Three University of Florida Institute of Food and Agricultural Sciences (UF/IFAS) researchers recently authored an Extension newsletter article about pruning practices for cold-hardy citrus. Authors are Muhmmad A. Shahid, assistant professor of horticulture; Shahid Iqbal, horticultural post-doctoral associate; and Fernando Alferez, assistant professor of horticulture. Highlights from the article follow. Establishment of proper plant structure and canopy through pruning is …

What To Do When You’ve Been Exposed to a Pesticide

Josh McGillCEU

By Matt Smith Editor’s note: This article grants one continuing education unit (CEU) in the Core category toward the renewal of a Florida Department of Agriculture and Consumer Services restricted-use pesticide license when the accompanying test is submitted and approved. “In retrospect, I would rather have been a poet. Or a farmer.” Instead, British Special Air Services Agent John Patrick …

Getting the Most Out of Your Nutrition Program

Josh McGillNutrition

By Brandon White Taking a wholistic, helicopter view of nutrient management programs can be beneficial in reducing high input costs and environmental implications in the continued era of HLB. START WITH THE SOILAn obvious first stop on the considerations list is the soil. It’s the foundation of the system. Almost any economically feasible thing growers can do to improve organic …

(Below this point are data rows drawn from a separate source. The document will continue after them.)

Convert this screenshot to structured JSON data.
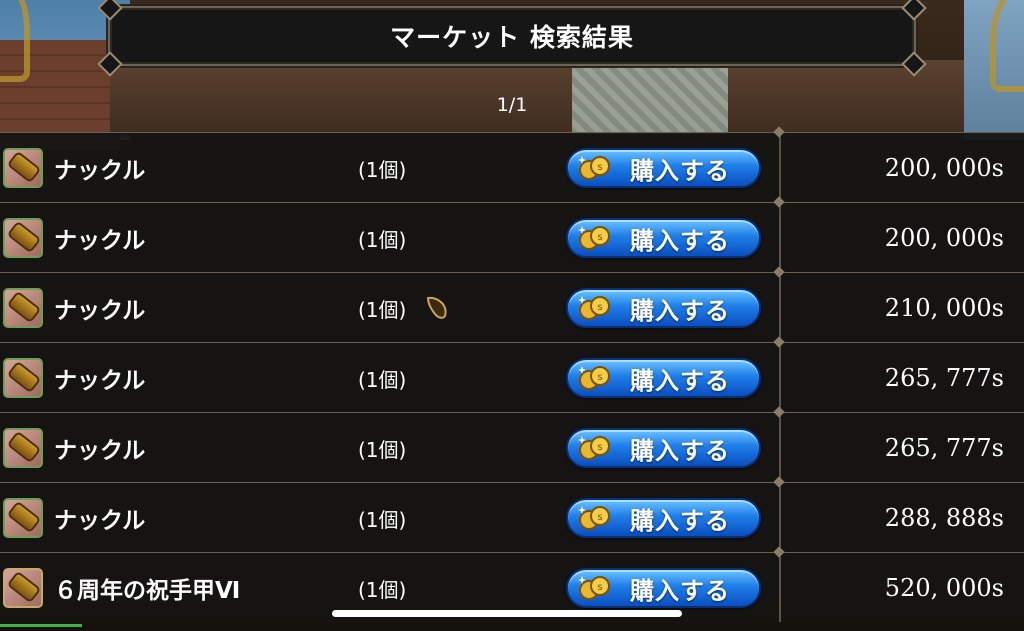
{
  "header": {
    "title": "マーケット 検索結果",
    "page_indicator": "1/1"
  },
  "buy_button_label": "購入する",
  "colors": {
    "buy_button": "#1f7ee8",
    "title_bar_bg": "#161616",
    "row_bg": "#161412"
  },
  "icons": {
    "item": "knuckle-icon",
    "buy": "coin-icon",
    "note": "seed-icon"
  },
  "listings": [
    {
      "name": "ナックル",
      "quantity": "(1個)",
      "price": "200, 000s",
      "has_note": false
    },
    {
      "name": "ナックル",
      "quantity": "(1個)",
      "price": "200, 000s",
      "has_note": false
    },
    {
      "name": "ナックル",
      "quantity": "(1個)",
      "price": "210, 000s",
      "has_note": true
    },
    {
      "name": "ナックル",
      "quantity": "(1個)",
      "price": "265, 777s",
      "has_note": false
    },
    {
      "name": "ナックル",
      "quantity": "(1個)",
      "price": "265, 777s",
      "has_note": false
    },
    {
      "name": "ナックル",
      "quantity": "(1個)",
      "price": "288, 888s",
      "has_note": false
    },
    {
      "name": "６周年の祝手甲Ⅵ",
      "quantity": "(1個)",
      "price": "520, 000s",
      "has_note": false
    }
  ]
}
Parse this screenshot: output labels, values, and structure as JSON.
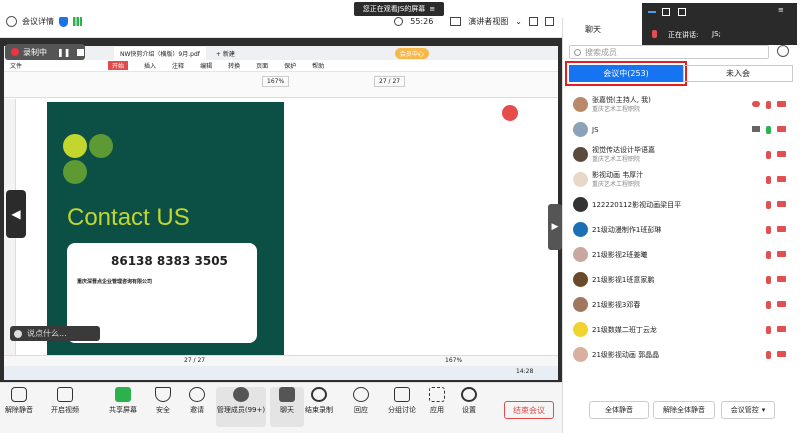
{
  "banner": {
    "text": "您正在观看JS的屏幕"
  },
  "topbar": {
    "meeting_info": "会议详情",
    "time": "55:26",
    "view": "演讲者视图"
  },
  "record": {
    "label": "录制中"
  },
  "pdf": {
    "tab": "NW快剪介绍（横版）9月.pdf",
    "new_tab": "+ 新建",
    "vip": "会员中心",
    "menus": [
      "文件",
      "开始",
      "插入",
      "注释",
      "编辑",
      "转换",
      "页面",
      "保护",
      "帮助"
    ],
    "page": "27 / 27",
    "zoom": "167%",
    "page_bottom": "27 / 27",
    "zoom_bottom": "167%"
  },
  "slide": {
    "title": "Contact US",
    "phone": "86138 8383 3505",
    "company": "重庆深晋点企业管理咨询有限公司"
  },
  "say": {
    "placeholder": "说点什么..."
  },
  "taskbar": {
    "time": "14:28"
  },
  "toolbar": {
    "items": [
      "解除静音",
      "开启视频",
      "共享屏幕",
      "安全",
      "邀请",
      "管理成员(99+)",
      "聊天",
      "结束录制",
      "回应",
      "分组讨论",
      "应用",
      "设置"
    ],
    "end": "结束会议"
  },
  "panel": {
    "chat": "聊天",
    "search": "搜索成员",
    "tab_in": "会议中(253)",
    "tab_out": "未入会",
    "members": [
      {
        "name": "张嘉悦(主持人, 我)",
        "org": "重庆艺术工程职院"
      },
      {
        "name": "JS",
        "org": ""
      },
      {
        "name": "视觉传达设计毕语嘉",
        "org": "重庆艺术工程职院"
      },
      {
        "name": "影视动画 韦厚汁",
        "org": "重庆艺术工程职院"
      },
      {
        "name": "122220112影视动画梁目平",
        "org": ""
      },
      {
        "name": "21级动漫制作1班彭琳",
        "org": ""
      },
      {
        "name": "21级影视2班姜曦",
        "org": ""
      },
      {
        "name": "21级影视1班意家鹏",
        "org": ""
      },
      {
        "name": "21级影视3邓春",
        "org": ""
      },
      {
        "name": "21级数媒二班丁云龙",
        "org": ""
      },
      {
        "name": "21级影视动画 郭晶晶",
        "org": ""
      }
    ],
    "mute_all": "全体静音",
    "unmute_all": "解除全体静音",
    "manage": "会议管控"
  },
  "speaker": {
    "label": "正在讲话:",
    "name": "JS;"
  }
}
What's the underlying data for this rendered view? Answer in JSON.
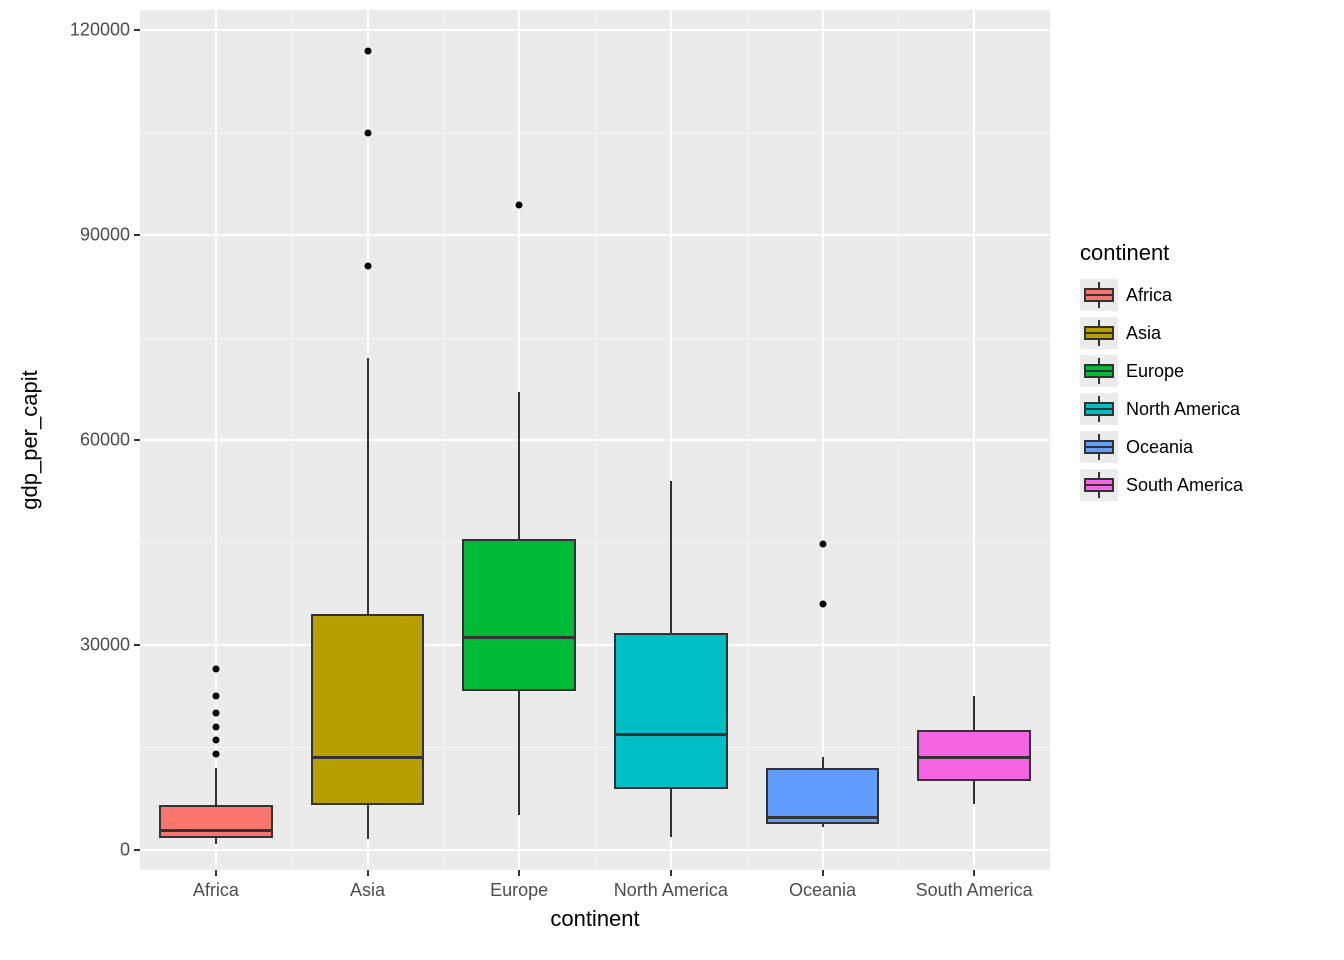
{
  "chart_data": {
    "type": "boxplot",
    "xlabel": "continent",
    "ylabel": "gdp_per_capit",
    "ylim": [
      -3000,
      123000
    ],
    "y_ticks": [
      0,
      30000,
      60000,
      90000,
      120000
    ],
    "categories": [
      "Africa",
      "Asia",
      "Europe",
      "North America",
      "Oceania",
      "South America"
    ],
    "colors": {
      "Africa": "#F8766D",
      "Asia": "#B79F00",
      "Europe": "#00BA38",
      "North America": "#00BFC4",
      "Oceania": "#619CFF",
      "South America": "#F564E3"
    },
    "series": [
      {
        "name": "Africa",
        "min": 800,
        "q1": 1700,
        "median": 2800,
        "q3": 6500,
        "max": 12000,
        "outliers": [
          14000,
          16000,
          18000,
          20000,
          22500,
          26500
        ]
      },
      {
        "name": "Asia",
        "min": 1500,
        "q1": 6500,
        "median": 13500,
        "q3": 34500,
        "max": 72000,
        "outliers": [
          85500,
          105000,
          117000
        ]
      },
      {
        "name": "Europe",
        "min": 5000,
        "q1": 23200,
        "median": 31000,
        "q3": 45500,
        "max": 67000,
        "outliers": [
          94500
        ]
      },
      {
        "name": "North America",
        "min": 1800,
        "q1": 8800,
        "median": 16800,
        "q3": 31700,
        "max": 54000,
        "outliers": []
      },
      {
        "name": "Oceania",
        "min": 3300,
        "q1": 3800,
        "median": 4700,
        "q3": 12000,
        "max": 13500,
        "outliers": [
          36000,
          44800
        ]
      },
      {
        "name": "South America",
        "min": 6700,
        "q1": 10000,
        "median": 13500,
        "q3": 17500,
        "max": 22500,
        "outliers": []
      }
    ],
    "legend_title": "continent"
  }
}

Citrus Institute: One-Stop Learning Opportunity for Growers

Josh McGillEducation, Events, Tip of the Week

By Ruth Borger Keeping up with the latest news and research findings that impact how growers can successfully produce citrus in the HLB era can be an overwhelming task. Tracking down the right information at the right time for the changing conditions that face citrus growers takes time, effort and persistence. University of Florida Institute of Food and Agricultural Sciences …


Irrigation Guidelines for Growers

Josh McGillIrrigation, Tip of the Week

By Ajia Paolillo As the season moves from winter to spring, the irrigation requirements of citrus trees change. Typically, February through May is the drier time of year in Florida with low rainfall amounts in most areas. However, during this period, the trees are actively producing leaves and flowers, setting fruit, and pumping resources to the growing fruit during cell …

There Is No Crystal Ball

Josh McGillextension, hurricane

By Ajia Paolillo There is no crystal ball when it comes to anything in life, including agriculture. Growers are at the mercy of Mother Nature’s glory and fury. Over time, the citrus industry has developed production techniques and practices to help during the hard times. Microsprinkler irrigation is used both to provide targeted, much needed water during bloom, fruit set …

Cover Crop Considerations for Citrus

Josh McGillCover Crops

By Amir Rezazadeh Cover crops protect the soil from sunlight, wind and heavy rain, which enhances soil microbial populations and improves soil structure, water infiltration and root penetration. A reduction in soil crusting, erosion, runoff and nutrient leaching are additional advantages. Through improved nitrogen cycling and nutrient retention, cover crops increase soil fertility. ORGANIC MATTER SOURCECover crops offer an inexpensive …